To your health (pour ta santé)!
I've asked myself one question like a broken record for the last two years, "What makes me think I can teach anybody about conquering food and managing weight when I've been disastrous in doing both for twenty years?" So often, that question has been followed by a long stretch of silence as I sat, day after day, congealed in time and space thinking that I may never be able to overcome, let alone teach others how to overcome.
But then something struck me a year ago that I haven't been able to forget. I was watching a basketball game where my favorite player had just come back from an injury. It had been a few weeks since he had played an actual competitive game, so quite naturally, he was a bit rusty - an air ball 3-pointer, another missed 3, and another, and another.... At one point, he was 0-9 from behind the arc, but he kept fighting.
When the coach subbed him out for rest, he chose to ride the stationary bike instead of sit on the bench. He was building up for something, which was apparent in the way he stared at the players in active play while riding the bike. Once back on the floor, the atmosphere shifted. Suddenly, he returned to form - the form that had become his signature in the league, the form that produced one highlight reel after the next as he captivated the world with his game-changing style. Muscle memory kicked in and his body followed suit. He uncorked an offensive display that brought the arena to its knees.
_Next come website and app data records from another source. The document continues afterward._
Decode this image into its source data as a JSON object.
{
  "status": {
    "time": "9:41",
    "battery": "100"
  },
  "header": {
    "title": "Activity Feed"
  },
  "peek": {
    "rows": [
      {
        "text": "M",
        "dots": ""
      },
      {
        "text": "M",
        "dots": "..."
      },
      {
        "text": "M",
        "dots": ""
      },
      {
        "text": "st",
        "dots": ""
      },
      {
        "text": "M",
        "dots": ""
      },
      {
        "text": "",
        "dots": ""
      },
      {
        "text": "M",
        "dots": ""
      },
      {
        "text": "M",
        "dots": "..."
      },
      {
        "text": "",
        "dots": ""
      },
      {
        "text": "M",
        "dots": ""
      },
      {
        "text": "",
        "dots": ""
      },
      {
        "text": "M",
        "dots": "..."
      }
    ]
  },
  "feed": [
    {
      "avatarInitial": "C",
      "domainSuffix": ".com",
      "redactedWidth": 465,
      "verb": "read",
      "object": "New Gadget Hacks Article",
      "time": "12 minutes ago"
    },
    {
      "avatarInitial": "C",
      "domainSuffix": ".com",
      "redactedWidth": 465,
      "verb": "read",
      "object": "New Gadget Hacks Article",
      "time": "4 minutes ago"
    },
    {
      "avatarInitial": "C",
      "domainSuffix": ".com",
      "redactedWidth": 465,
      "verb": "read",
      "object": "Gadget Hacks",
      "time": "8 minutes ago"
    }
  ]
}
Even the opposing team's fans could be literally heard "oooohing and ahhhhing." He was back in a gritty show of resilience, putting his team on his back and willing them to victory.
One could only imagine how, at that moment, he might have come face to face with his history of recurring injury and how that experience had made it possible for him to know that he could bounce forward this time and show his full potential. It was glorious! As I watched him put on dizzying dribbling, shooting, and passing sequences that destroyed the defense time and time again, I saw the belief in his eyes. He was not going to let this game slip away. At that moment I whispered, "He believes."
When the final buzzer sounded, teammates rushed to him, patted him on the back, rubbed his head, and gave jubilant hi-fives in a great expression of joy that their leader had made it back just in time to save the day. Reporters and color commentators alike heaped praise upon him in terms only reserved for the greats. Not only had he overcome, but he also created an indelible moment in basketball history that set him apart from his peers in a league that was supposed to be out of his league.
It was then that I realized, no matter my history of personal struggle with food and weight, I still have the choice to believe in myself. Difficulty, although exasperating at times, does not negate choice. I could still choose the thing that could help me to overcome. I could believe in myself and then put in the work to achieve what might seem impossible.
The journey is ongoing, but I have won the battle because I have chosen to believe that I can do what once seemed out of reach. I have chosen to say "no" to the desire to eat and "yes" to the need to eat. "No" to a sedentary lifestyle, and "yes" to 30 minutes of walking every day, whether it's on the treadmill, the trail, or the track. I have chosen to expect holistic healing by putting in the work to rectify all the dysfunctional levels and layers that served to maintain my struggle with food and weight. I have done and am still doing this because I believe I am worth it.
Do you believe?
I am a healing artist, and I believe it is my mission to help other moms like me become masterful life synthesizers and empowered agents through the healing arts.